WHAT IS NEEDED: Here are some records. Print all of them exactly.

Website and app data records:
══════
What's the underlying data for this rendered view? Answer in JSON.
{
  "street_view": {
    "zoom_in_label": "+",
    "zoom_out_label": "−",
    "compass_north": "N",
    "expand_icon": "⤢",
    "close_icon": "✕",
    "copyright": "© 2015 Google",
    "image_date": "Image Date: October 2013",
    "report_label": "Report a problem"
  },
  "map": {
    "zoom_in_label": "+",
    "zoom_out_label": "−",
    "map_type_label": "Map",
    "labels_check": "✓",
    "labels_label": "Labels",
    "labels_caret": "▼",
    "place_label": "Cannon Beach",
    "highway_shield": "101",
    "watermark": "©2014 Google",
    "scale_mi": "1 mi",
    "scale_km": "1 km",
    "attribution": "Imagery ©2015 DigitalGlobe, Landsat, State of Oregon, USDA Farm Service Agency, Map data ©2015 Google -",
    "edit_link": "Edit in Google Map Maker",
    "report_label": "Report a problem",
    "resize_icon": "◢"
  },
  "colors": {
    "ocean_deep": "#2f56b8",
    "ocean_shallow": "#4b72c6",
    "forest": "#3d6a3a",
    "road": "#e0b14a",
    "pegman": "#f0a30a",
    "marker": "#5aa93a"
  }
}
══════
WRITTEN RESPONSE:
What's the underlying data for this rendered view? Answer in JSON.
{
  "street_view": {
    "zoom_in_label": "+",
    "zoom_out_label": "−",
    "compass_north": "N",
    "expand_icon": "⤢",
    "close_icon": "✕",
    "copyright": "© 2015 Google",
    "image_date": "Image Date: October 2013",
    "report_label": "Report a problem"
  },
  "map": {
    "zoom_in_label": "+",
    "zoom_out_label": "−",
    "map_type_label": "Map",
    "labels_check": "✓",
    "labels_label": "Labels",
    "labels_caret": "▼",
    "place_label": "Cannon Beach",
    "highway_shield": "101",
    "watermark": "©2014 Google",
    "scale_mi": "1 mi",
    "scale_km": "1 km",
    "attribution": "Imagery ©2015 DigitalGlobe, Landsat, State of Oregon, USDA Farm Service Agency, Map data ©2015 Google -",
    "edit_link": "Edit in Google Map Maker",
    "report_label": "Report a problem",
    "resize_icon": "◢"
  },
  "colors": {
    "ocean_deep": "#2f56b8",
    "ocean_shallow": "#4b72c6",
    "forest": "#3d6a3a",
    "road": "#e0b14a",
    "pegman": "#f0a30a",
    "marker": "#5aa93a"
  }
}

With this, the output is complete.